Such variation in the covering of the seed need not arise by chance or accident, but be caused by the mere fact of exhaustion of the soil by the parent plant.

Suppose, for instance, that the parent plants fed on magnesia, which existed in the soil in the form of a subcarbonate: by gradual exhaustion of the magnesia what remained might be converted into carbonate: this however would be in a different crystalline form to the subcarbonate & would not “diffuse” into the roots of the plants, (which could absorb only the sub-carbonate,) & they would begin to die from starvation: some of them however are able to produce seed but their magnesia, being deficient in quantity, is more attenuated in their leaves & seed vessels than in those of healthy plants, and in consequence it gets acted on to a greater extent by the carbonic acid of the atmosphere and is converted from a subcarbonate into a carbonate; and the seeds are formed with this new crystal in their tissues or so as to allow the new crystal to pass through the membrane covering them: consequently these seeds when set can obtain their requisite supply of magnesia from the carbonate in the soil whereas the old plants can obtain none: & what you call “natural selection” would take place or in other words the old plants would die from starvation while the new plants would take their place and a new genus or variation of species would have taken place—

This idea (of course it is only a very crude idea) is somewhat supported I think by a fact which I have frequently noticed in Bengal in connection with the Balsam— It is that the seed of the imported double balsam will, if picked & preserved in the house until the next season, then produce plants & flowers, precisely the same as their immediate ancestors; but if the seed is not preserved in the house but allowed to fall on the ground & set itself the plants & flowers which come from it will not be anything like their immediate ancestors but will revert to the form of the common indian single balsam. There may be some other way of accounting for this fact but I attribute it to some change effected by drying the seed which causes the seed to shrink & thereby as I presume causes it to absorb its food in a different form to what it would do if it remained of its normal size & shape.3

I believe many seeds will revert in a similar manner in England, the cauliflower for instance, but I cannot state this as a fact.

Yours faithfully | George Rogers

4th June 1868

Chas. Darwin Esq. M.A. &c


Sesqui-carbonate: ‘In the names of salts [sesqui- expresses] a proportion of 3 to 2 between the constituents, viz. a combination of 3 atoms or equivalents of the substance denoted by the word to which it is prefixed with 2 atoms of another element or radical.’ Sub-carbonate: ‘In names of compounds sub- indicates that the ingredient of the compound denoted by the term to which it is prefixed is in a relatively small proportion, or is less than in the normal compounds of that name’ (OED).
Balsam: Impatiens. On acclimatisation of plants in India, see also the letter from John Scott, 4 May 1868. On the acclimatisation of the double-flowering balsam, see Correspondence vol. 15, letter from John Scott, 22 January 1867.
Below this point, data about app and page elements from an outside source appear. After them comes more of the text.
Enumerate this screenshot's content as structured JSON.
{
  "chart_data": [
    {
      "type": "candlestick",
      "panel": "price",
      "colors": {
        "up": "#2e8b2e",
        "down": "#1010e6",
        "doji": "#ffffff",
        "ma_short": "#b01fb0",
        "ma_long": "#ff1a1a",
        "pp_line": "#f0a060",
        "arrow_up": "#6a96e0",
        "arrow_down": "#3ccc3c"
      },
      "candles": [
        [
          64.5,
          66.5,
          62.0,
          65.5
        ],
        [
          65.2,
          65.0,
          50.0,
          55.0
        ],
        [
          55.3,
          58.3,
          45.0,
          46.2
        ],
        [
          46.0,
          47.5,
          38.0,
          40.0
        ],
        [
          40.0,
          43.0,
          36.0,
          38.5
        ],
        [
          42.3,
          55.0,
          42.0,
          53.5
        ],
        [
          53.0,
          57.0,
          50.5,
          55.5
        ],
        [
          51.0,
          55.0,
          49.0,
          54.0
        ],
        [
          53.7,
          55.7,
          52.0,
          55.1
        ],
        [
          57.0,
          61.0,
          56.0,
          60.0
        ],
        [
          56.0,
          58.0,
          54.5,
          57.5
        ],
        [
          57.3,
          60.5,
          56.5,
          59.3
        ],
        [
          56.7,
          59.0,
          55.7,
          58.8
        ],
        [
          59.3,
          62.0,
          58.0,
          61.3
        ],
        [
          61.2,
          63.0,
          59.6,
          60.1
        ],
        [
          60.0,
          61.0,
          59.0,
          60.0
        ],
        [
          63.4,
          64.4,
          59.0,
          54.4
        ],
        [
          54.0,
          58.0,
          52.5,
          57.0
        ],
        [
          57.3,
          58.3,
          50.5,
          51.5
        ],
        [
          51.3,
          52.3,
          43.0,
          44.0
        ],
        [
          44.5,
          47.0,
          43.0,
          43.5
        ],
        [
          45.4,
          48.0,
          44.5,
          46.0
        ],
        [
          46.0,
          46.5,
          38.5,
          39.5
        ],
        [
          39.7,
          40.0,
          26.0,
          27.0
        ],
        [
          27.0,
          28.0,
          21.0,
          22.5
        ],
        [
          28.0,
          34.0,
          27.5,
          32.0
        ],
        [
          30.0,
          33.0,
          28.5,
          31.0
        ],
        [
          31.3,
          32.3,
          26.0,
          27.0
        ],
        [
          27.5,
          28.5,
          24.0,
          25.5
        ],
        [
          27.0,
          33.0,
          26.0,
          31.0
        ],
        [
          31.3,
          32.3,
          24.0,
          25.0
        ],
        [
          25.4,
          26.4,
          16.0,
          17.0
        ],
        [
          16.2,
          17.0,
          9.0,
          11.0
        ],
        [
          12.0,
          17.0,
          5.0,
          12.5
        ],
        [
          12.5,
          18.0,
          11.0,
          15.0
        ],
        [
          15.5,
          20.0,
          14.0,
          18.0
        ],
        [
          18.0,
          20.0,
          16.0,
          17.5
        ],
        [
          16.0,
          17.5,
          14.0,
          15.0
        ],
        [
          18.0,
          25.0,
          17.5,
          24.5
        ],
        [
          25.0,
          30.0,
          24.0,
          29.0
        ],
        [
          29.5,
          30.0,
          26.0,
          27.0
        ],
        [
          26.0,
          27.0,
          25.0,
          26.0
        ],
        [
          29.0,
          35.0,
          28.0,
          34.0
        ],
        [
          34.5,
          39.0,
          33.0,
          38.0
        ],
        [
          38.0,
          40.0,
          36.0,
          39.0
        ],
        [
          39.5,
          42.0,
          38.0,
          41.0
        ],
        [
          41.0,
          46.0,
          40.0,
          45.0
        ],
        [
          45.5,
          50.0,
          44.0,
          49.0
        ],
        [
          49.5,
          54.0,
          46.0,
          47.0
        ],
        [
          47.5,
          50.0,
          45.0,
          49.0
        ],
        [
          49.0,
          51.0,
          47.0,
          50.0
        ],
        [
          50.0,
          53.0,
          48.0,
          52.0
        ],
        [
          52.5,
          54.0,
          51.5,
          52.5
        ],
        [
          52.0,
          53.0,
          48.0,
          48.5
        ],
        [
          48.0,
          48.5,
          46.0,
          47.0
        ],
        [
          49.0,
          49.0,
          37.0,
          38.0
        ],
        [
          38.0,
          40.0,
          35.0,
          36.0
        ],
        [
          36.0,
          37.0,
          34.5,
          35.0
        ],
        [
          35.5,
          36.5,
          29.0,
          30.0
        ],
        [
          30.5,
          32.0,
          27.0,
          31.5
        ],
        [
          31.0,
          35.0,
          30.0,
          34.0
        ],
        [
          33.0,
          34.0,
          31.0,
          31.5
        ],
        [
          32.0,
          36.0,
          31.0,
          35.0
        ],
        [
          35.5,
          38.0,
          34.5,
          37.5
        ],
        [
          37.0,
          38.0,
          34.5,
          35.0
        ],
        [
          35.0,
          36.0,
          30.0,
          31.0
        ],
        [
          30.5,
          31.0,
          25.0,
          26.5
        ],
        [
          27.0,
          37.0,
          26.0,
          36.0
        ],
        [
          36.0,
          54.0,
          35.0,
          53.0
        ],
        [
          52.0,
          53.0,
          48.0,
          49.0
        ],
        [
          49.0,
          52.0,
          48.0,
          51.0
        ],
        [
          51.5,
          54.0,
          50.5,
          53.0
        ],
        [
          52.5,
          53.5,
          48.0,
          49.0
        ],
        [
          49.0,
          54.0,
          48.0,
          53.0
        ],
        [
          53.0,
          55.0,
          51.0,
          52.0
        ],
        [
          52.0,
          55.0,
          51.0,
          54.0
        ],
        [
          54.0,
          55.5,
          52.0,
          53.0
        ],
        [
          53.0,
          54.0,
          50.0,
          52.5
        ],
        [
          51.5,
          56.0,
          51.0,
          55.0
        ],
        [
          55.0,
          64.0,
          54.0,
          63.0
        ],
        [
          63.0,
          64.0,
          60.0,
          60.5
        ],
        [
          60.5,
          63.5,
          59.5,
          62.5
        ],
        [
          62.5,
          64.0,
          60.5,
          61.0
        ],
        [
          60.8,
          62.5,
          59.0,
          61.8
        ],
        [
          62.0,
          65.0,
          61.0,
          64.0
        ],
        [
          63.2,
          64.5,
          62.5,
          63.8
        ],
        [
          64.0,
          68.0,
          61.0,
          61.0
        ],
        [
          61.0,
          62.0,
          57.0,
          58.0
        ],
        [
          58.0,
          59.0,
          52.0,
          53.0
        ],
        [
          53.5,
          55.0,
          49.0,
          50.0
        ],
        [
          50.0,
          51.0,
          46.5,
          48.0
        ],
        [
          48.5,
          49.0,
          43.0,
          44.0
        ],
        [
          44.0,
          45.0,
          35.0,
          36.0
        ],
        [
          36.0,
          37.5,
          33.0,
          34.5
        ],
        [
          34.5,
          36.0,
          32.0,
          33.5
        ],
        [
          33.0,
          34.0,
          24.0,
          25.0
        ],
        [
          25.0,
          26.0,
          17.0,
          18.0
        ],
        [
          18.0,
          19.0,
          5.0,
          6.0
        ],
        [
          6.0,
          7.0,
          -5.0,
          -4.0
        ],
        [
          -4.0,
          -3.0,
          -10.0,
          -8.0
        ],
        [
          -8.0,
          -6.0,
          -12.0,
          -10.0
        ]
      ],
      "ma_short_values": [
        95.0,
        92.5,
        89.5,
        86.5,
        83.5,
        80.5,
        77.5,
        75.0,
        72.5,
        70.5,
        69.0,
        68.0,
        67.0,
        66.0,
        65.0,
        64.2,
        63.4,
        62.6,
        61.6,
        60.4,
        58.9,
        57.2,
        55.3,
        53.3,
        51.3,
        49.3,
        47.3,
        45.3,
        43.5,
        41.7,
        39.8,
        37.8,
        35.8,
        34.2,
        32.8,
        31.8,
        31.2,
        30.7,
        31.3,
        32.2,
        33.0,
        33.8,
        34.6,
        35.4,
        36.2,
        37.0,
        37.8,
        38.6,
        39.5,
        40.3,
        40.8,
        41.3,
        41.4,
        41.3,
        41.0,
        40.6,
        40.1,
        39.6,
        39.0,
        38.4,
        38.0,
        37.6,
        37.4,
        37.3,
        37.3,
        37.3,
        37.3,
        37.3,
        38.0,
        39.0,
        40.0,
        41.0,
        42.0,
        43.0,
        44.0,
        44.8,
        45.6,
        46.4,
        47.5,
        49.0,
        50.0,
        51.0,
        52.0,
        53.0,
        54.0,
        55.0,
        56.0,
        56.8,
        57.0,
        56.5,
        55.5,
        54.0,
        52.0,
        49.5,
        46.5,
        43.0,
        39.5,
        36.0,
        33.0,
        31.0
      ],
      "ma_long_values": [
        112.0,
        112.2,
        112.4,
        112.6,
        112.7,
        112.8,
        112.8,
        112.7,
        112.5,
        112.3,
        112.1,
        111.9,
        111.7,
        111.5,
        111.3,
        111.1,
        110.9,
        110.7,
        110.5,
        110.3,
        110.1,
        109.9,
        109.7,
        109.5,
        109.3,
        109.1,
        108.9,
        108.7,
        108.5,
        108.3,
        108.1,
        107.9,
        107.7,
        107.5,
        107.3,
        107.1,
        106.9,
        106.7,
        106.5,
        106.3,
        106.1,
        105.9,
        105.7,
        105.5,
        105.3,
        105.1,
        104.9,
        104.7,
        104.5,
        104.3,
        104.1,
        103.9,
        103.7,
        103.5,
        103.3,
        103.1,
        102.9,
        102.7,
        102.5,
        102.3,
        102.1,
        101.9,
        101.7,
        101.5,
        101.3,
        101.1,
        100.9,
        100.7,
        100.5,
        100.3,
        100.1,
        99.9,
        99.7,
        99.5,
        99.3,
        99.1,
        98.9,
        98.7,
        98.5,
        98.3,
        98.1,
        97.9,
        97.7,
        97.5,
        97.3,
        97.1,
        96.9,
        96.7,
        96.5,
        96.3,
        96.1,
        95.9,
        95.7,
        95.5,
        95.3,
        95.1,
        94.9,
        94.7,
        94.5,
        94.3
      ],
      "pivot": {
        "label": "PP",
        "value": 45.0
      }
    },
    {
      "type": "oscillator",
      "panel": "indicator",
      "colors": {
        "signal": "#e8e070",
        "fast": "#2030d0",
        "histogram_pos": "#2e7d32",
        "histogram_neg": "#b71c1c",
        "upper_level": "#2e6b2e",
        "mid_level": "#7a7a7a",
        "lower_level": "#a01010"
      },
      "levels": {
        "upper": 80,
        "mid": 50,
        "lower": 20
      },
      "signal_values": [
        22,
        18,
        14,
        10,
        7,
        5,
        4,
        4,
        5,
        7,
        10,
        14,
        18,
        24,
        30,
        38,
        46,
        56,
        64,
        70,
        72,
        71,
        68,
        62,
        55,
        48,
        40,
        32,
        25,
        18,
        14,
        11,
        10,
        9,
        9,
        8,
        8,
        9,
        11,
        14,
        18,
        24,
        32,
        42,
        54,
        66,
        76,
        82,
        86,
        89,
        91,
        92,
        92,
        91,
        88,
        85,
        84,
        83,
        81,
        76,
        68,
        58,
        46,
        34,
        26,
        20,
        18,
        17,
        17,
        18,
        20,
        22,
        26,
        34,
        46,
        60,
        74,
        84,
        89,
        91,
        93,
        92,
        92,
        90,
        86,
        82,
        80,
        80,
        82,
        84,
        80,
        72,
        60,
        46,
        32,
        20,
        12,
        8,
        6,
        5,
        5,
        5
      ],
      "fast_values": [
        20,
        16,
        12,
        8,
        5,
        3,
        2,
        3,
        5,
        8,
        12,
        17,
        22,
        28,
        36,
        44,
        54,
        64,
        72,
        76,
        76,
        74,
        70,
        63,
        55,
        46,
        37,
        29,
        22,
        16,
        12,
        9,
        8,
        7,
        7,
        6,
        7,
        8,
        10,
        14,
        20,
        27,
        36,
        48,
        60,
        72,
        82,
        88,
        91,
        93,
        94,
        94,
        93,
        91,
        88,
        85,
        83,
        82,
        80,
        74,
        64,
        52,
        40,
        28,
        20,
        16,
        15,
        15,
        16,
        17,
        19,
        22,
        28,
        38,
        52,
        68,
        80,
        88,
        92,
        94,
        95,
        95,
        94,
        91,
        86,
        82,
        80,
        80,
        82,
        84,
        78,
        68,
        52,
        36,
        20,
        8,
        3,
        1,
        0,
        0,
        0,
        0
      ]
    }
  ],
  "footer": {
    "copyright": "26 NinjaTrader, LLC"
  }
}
Correspondence: The correspondence of Charles Darwin. Edited by Frederick Burkhardt et al. 27 vols to date. Cambridge: Cambridge University Press. 1985–.

OED: The Oxford English dictionary. Being a corrected re-issue with an introduction, supplement and bibliography of a new English dictionary. Edited by James A. H. Murray, et al. 12 vols. and supplement. Oxford: Clarendon Press. 1970. A supplement to the Oxford English dictionary. 4 vols. Edited by R. W. Burchfield. Oxford: Clarendon Press. 1972–86. The Oxford English dictionary. 2d edition. 20 vols. Prepared by J. A. Simpson and E. S. C. Weiner. Oxford: Clarendon Press. 1989. Oxford English dictionary additional series. 3 vols. Edited by John Simpson et al. Oxford: Clarendon Press. 1993–7.


Suggests variation in seed-covering membranes as a cause of variation in plants.

Letter details

Letter no.
George Rogers
Charles Robert Darwin
Sent from
London, Adelaide Rd, 92
Source of text
DAR 176: 193
Physical description

Please cite as

Darwin Correspondence Project, “Letter no. 6227,” accessed on 26 September 2021,

Also published in The Correspondence of Charles Darwin, vol. 16